It’s Friday, September 4, and Portuguese youth activists are suing Europe for its role in climate change.
Youth activists from Portugal filed the first-ever climate change lawsuit in the European court of human rights this week, demanding that 33 European countries take bigger steps to curb climate change. The plaintiffs allege that by failing to drastically cut emissions, governments are discriminating against young people and violating their physical and psychological well-being. The crowdfunded lawsuit, filed by four children and two young adults, is the latest of more than 1,300 climate-related lawsuits filed worldwide since 1990.
This case is distinct from previous climate lawsuits due to the scale of the potential ruling.
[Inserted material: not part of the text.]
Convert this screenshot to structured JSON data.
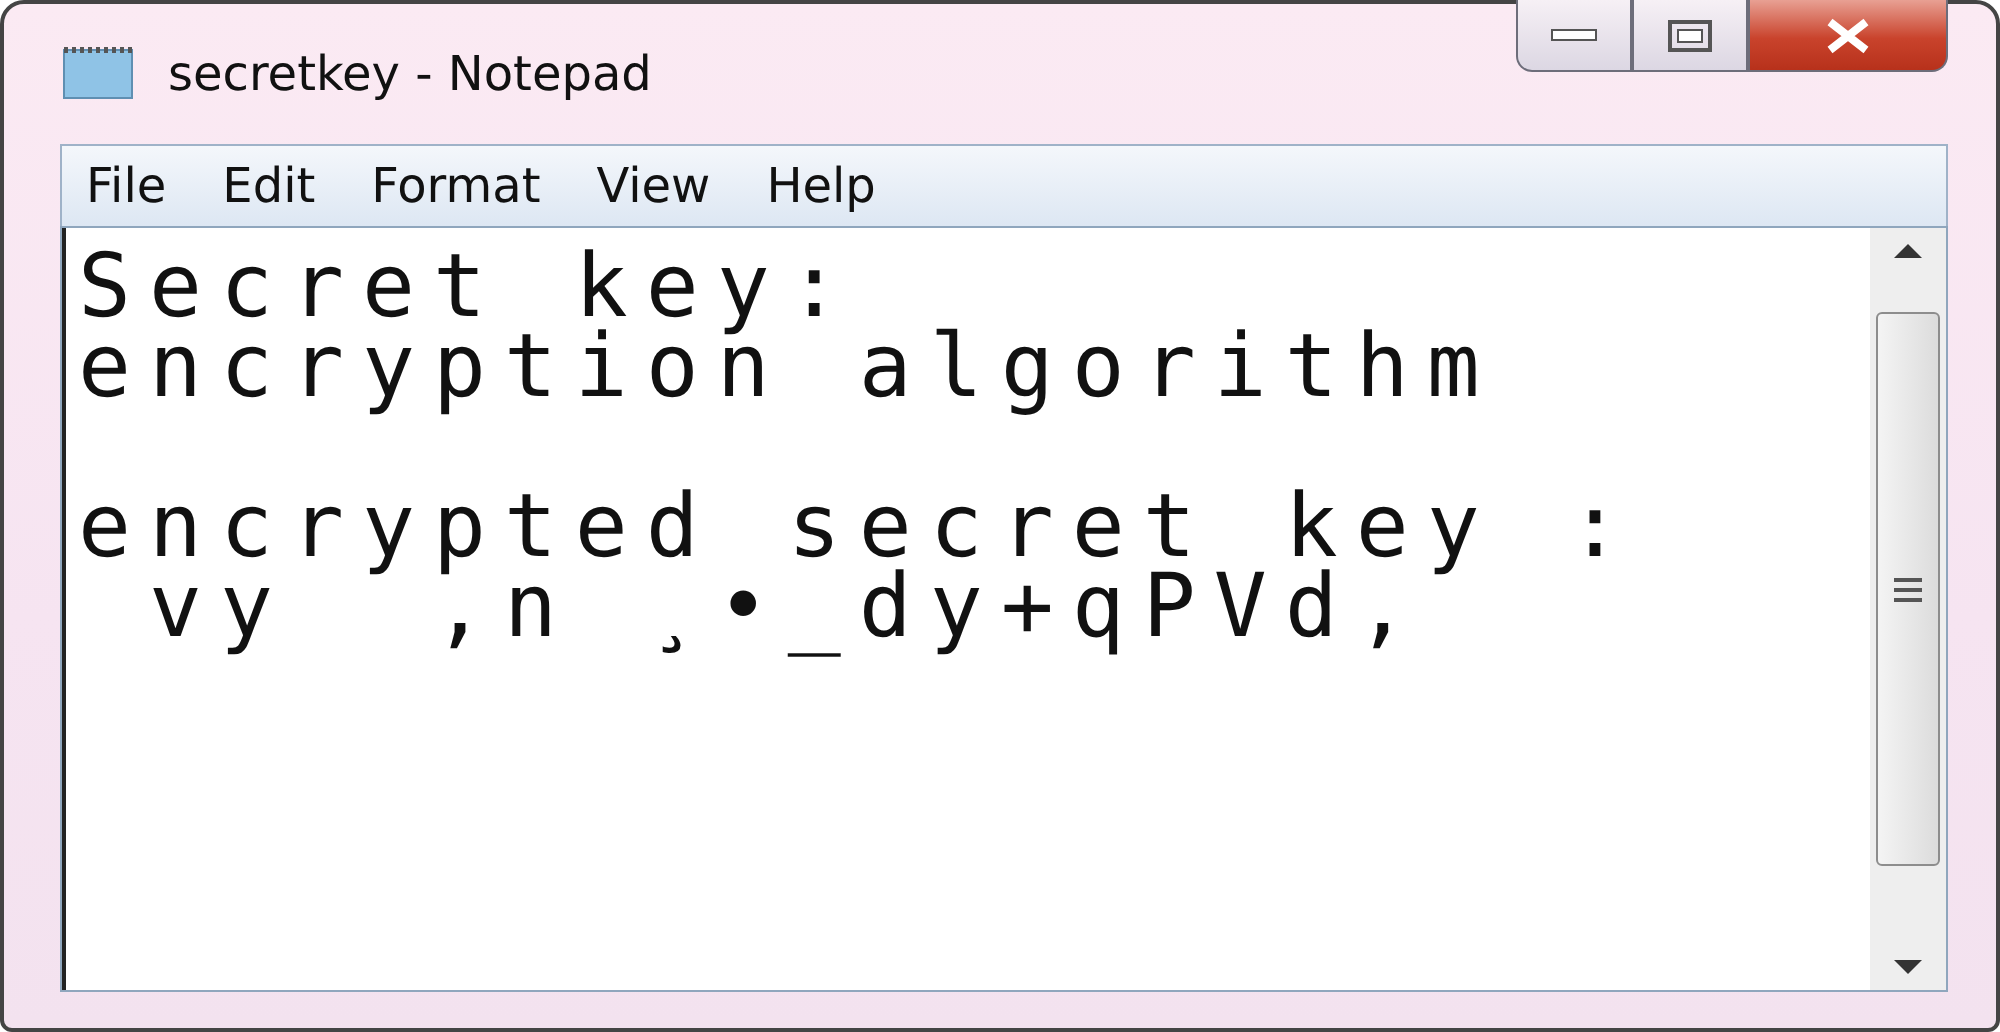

Gerry Liston, a legal officer from Global Legal Action Network, a nonprofit supporting the case, told the Guardian, “This is the most countries ever taken to a regional court in a climate change case. If we win, it will have a very significant effect throughout Europe.”
Sofia Oliveira, a 15-year-old plaintiff in the case, said that climate change gives her anxiety about the future. “We have seen unbearable heat waves that cause water shortages and damage food production, and violent wildfires that give us anxiety and make us afraid to travel through our country’s forests,” Oliveira told the Guardian. “If we already see these extremes in 2020 what will the future be like?”
Californians may need to spend Labor Day weekend indoors. A dangerous heat wave is expected all weekend with forecasted high temperatures well above 100 degrees F in many areas. The heat wave will increase the risk for heat illness, as well as more fires and power outages, according to the National Weather Service.
President Trump signed a legally questionable memo on Thursday that threatens to withhold federal funding from “anarchist jurisdictions” — cities that have disempowered or defunded their police departments. One potential consequence is a restriction on federal dollars for cleaning up toxic Superfund sites. The backlog of Superfund cleanup projects that have gone unfunded has already tripled under Trump.
The official death toll from Hurricane Laura in Louisiana has risen by two to a total of 19 deaths. The two latest victims, who both lived in Rapides Paris, about two hours north of Lake Charles, were killed not by the storm itself but by being stranded without electricity during the severe heat wave that followed. At least four other people died from the same causes.